the Mission Press is the Boniface Press.
After a summer in Europe in
1949 and another in 1951, I published other pamphlets and many
journalistic articles, some in German, on conditions in Central
Europe. Since 1952 I write a weekly column entitled "Here
and Abroad" for the Nord-Amerika, of Philadelphia.
My most unified and successful
book so far has been Making Good Talk: How to Improve Your
Conversation, published in 1950. It went into a second printing,
became the choice of the Catholic Literary Foundation for November,
1950, and led to my election in 1951 to the Gallery of Living
Catholic Authors. As a first grader, during a catechism class
in St. James Parish, Mequon, Wisconsin, after I had labored through
the story of Jesus being lost in the Temple, Father Anthony Bertram,
my first pastor, while warmly complimenting me, added in an aside
to the parents in back, that of course I was to be excused for
employing too many ands. This comment made me conscious ever
after of over-coordination and of other faults and virtues in
speech. By and by I collected instances on 4x6 cards and in 9x12
folders, my custom with all topics that interest me. In 1948-49,

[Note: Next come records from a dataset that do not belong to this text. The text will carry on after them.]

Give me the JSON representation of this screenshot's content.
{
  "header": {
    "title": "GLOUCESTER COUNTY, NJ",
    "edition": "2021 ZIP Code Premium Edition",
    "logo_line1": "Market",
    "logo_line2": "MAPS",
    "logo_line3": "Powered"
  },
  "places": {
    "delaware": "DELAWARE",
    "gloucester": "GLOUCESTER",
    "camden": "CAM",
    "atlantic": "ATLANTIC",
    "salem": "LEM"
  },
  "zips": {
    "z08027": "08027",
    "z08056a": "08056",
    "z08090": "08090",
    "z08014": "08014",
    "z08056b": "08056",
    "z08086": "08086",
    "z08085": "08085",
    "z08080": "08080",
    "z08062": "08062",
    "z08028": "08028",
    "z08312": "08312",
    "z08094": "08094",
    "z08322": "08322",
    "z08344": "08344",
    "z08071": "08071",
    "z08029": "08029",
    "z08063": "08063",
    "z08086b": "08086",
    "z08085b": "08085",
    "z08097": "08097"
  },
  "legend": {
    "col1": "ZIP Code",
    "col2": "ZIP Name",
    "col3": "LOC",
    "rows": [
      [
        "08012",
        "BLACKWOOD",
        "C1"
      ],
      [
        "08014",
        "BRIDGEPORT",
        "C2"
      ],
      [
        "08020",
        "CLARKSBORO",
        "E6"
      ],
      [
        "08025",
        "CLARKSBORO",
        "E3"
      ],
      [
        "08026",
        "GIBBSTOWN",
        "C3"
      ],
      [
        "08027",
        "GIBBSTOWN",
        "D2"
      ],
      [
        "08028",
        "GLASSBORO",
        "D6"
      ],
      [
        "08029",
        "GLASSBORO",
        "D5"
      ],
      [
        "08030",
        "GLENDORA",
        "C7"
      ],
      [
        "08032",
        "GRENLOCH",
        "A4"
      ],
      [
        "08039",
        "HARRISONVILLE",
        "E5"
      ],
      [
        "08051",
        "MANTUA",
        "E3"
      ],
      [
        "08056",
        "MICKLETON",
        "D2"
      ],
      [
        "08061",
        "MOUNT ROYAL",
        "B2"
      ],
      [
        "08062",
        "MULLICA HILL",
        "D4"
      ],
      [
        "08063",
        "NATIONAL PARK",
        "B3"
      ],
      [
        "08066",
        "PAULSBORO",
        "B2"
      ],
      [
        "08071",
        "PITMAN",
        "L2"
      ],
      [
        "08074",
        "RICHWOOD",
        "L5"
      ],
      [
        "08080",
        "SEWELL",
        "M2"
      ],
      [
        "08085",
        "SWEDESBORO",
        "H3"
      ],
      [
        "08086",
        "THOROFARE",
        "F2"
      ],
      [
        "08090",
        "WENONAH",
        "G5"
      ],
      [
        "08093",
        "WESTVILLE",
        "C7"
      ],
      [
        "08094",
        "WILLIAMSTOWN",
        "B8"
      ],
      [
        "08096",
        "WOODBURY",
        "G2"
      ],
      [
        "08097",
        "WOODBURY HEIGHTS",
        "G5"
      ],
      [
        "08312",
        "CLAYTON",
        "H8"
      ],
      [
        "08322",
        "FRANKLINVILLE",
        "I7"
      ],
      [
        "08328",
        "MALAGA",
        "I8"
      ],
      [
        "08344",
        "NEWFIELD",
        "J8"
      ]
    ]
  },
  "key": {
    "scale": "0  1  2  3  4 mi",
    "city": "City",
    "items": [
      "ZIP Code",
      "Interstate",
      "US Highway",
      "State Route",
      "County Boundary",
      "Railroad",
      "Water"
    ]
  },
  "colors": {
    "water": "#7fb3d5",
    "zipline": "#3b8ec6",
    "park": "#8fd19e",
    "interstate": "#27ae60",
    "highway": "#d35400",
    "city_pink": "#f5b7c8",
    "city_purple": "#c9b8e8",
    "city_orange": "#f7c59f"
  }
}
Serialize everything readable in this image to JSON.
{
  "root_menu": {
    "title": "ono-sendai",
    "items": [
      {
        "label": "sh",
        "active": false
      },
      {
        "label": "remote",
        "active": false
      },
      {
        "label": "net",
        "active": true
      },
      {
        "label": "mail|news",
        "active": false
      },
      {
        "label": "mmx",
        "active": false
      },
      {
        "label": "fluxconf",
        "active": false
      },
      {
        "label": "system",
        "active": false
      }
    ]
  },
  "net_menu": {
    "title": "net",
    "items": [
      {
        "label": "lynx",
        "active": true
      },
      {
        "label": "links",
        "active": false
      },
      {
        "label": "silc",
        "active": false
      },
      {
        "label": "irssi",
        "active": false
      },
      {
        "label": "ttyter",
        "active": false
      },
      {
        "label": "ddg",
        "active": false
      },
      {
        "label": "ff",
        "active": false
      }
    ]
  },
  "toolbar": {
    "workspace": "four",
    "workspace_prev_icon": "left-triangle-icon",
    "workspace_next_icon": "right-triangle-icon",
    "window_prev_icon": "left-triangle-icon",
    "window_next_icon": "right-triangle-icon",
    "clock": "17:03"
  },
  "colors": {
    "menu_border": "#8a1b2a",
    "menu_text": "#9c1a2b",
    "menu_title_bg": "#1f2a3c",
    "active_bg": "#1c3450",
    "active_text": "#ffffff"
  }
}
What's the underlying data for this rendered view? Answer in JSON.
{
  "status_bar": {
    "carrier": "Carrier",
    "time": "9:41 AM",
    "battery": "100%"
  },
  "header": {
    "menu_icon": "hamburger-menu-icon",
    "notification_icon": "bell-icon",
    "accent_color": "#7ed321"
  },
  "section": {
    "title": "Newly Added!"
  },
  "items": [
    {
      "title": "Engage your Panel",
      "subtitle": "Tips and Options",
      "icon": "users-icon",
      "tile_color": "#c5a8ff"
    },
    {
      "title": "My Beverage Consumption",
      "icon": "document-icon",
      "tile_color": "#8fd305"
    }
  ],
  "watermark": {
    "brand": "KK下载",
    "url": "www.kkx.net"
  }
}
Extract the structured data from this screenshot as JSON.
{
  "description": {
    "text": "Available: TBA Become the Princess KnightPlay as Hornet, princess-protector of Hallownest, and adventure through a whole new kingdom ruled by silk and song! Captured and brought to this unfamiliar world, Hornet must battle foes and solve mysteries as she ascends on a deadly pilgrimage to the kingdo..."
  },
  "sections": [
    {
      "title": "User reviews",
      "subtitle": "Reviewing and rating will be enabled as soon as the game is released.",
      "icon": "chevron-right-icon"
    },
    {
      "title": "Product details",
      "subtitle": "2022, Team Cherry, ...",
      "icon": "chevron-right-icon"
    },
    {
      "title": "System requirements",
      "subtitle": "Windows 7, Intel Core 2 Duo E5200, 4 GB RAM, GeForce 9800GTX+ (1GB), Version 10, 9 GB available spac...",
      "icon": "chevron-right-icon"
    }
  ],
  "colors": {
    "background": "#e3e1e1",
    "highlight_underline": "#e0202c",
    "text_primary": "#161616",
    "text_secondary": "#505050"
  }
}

upon Father Clement J. Lambert's preference, I contributed three
articles on conversation to the Marianist. When I showed them
to Mr. Aloysius Croft, an editor of Bruce, he said "Why
not recast and expand these into a book." By June 15, 1949,
the twelve-chapter book was written.
In general, nearly everything
I write has kicked around a comparatively long time in my mind
and in my files, but when I once start the actual writing the
first draft proceeds fast, at the ratetf some two or three thousand
words a day. The first draft, later carefully revised and shortened
by thirty pages, of my latest book, Way to Creative Writing,
was started on June 15,1953, and finished 330 typed pages later
on August 14. This text on how to become a writer is the only
one to date that includes specific chapters on each creative
genre: poetry, essay, short story, plays, and novel.
Several other subjects have
now been agitating my mind and accumulating in my files long
enough to encourage my hope that a seventh book will soon be